◆ **PROBLEM TO WORK ON**
Restate every record that follows, keeping it exact.

(Items from an interface collection)
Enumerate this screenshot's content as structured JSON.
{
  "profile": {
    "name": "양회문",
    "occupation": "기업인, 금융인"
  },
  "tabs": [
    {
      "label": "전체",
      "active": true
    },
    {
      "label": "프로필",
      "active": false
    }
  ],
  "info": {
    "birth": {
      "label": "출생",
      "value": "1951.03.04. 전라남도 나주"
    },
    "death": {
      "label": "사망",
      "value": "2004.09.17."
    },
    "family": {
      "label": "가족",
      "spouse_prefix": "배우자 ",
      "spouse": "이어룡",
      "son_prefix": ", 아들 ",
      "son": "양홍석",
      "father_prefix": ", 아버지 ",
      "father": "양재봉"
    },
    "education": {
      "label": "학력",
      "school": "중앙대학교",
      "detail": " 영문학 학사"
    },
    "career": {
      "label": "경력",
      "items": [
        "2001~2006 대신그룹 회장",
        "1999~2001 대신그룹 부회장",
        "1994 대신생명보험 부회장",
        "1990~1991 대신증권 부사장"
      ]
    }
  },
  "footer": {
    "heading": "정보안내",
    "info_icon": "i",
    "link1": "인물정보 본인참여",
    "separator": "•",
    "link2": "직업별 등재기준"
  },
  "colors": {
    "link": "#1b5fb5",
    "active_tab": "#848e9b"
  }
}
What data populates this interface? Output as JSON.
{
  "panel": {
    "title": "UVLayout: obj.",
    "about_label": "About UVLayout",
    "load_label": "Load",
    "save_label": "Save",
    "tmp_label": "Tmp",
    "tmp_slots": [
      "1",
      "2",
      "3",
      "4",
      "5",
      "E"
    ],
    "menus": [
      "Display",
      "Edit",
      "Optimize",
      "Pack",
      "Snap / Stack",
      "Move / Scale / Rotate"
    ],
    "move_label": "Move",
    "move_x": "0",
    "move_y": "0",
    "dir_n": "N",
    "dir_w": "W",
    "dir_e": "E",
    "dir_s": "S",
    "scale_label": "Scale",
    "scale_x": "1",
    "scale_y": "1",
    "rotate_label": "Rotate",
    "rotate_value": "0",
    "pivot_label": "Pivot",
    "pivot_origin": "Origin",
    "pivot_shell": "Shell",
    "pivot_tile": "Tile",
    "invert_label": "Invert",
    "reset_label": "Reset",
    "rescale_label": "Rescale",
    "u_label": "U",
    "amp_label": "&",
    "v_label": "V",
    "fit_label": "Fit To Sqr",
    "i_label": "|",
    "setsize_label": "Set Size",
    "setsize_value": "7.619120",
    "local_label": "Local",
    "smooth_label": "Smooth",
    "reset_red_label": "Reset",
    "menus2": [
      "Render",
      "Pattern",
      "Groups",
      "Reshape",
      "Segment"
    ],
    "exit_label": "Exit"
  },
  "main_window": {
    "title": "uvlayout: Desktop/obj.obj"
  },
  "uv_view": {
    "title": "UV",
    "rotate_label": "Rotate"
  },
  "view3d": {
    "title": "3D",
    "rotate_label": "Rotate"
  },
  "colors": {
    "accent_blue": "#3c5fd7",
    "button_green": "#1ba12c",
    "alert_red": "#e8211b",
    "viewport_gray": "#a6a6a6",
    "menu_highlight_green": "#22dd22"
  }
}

◆ **EXERCISE OUTPUT**
Enumerate this screenshot's content as structured JSON.
{
  "profile": {
    "name": "양회문",
    "occupation": "기업인, 금융인"
  },
  "tabs": [
    {
      "label": "전체",
      "active": true
    },
    {
      "label": "프로필",
      "active": false
    }
  ],
  "info": {
    "birth": {
      "label": "출생",
      "value": "1951.03.04. 전라남도 나주"
    },
    "death": {
      "label": "사망",
      "value": "2004.09.17."
    },
    "family": {
      "label": "가족",
      "spouse_prefix": "배우자 ",
      "spouse": "이어룡",
      "son_prefix": ", 아들 ",
      "son": "양홍석",
      "father_prefix": ", 아버지 ",
      "father": "양재봉"
    },
    "education": {
      "label": "학력",
      "school": "중앙대학교",
      "detail": " 영문학 학사"
    },
    "career": {
      "label": "경력",
      "items": [
        "2001~2006 대신그룹 회장",
        "1999~2001 대신그룹 부회장",
        "1994 대신생명보험 부회장",
        "1990~1991 대신증권 부사장"
      ]
    }
  },
  "footer": {
    "heading": "정보안내",
    "info_icon": "i",
    "link1": "인물정보 본인참여",
    "separator": "•",
    "link2": "직업별 등재기준"
  },
  "colors": {
    "link": "#1b5fb5",
    "active_tab": "#848e9b"
  }
}
What data populates this interface? Output as JSON.
{
  "panel": {
    "title": "UVLayout: obj.",
    "about_label": "About UVLayout",
    "load_label": "Load",
    "save_label": "Save",
    "tmp_label": "Tmp",
    "tmp_slots": [
      "1",
      "2",
      "3",
      "4",
      "5",
      "E"
    ],
    "menus": [
      "Display",
      "Edit",
      "Optimize",
      "Pack",
      "Snap / Stack",
      "Move / Scale / Rotate"
    ],
    "move_label": "Move",
    "move_x": "0",
    "move_y": "0",
    "dir_n": "N",
    "dir_w": "W",
    "dir_e": "E",
    "dir_s": "S",
    "scale_label": "Scale",
    "scale_x": "1",
    "scale_y": "1",
    "rotate_label": "Rotate",
    "rotate_value": "0",
    "pivot_label": "Pivot",
    "pivot_origin": "Origin",
    "pivot_shell": "Shell",
    "pivot_tile": "Tile",
    "invert_label": "Invert",
    "reset_label": "Reset",
    "rescale_label": "Rescale",
    "u_label": "U",
    "amp_label": "&",
    "v_label": "V",
    "fit_label": "Fit To Sqr",
    "i_label": "|",
    "setsize_label": "Set Size",
    "setsize_value": "7.619120",
    "local_label": "Local",
    "smooth_label": "Smooth",
    "reset_red_label": "Reset",
    "menus2": [
      "Render",
      "Pattern",
      "Groups",
      "Reshape",
      "Segment"
    ],
    "exit_label": "Exit"
  },
  "main_window": {
    "title": "uvlayout: Desktop/obj.obj"
  },
  "uv_view": {
    "title": "UV",
    "rotate_label": "Rotate"
  },
  "view3d": {
    "title": "3D",
    "rotate_label": "Rotate"
  },
  "colors": {
    "accent_blue": "#3c5fd7",
    "button_green": "#1ba12c",
    "alert_red": "#e8211b",
    "viewport_gray": "#a6a6a6",
    "menu_highlight_green": "#22dd22"
  }
}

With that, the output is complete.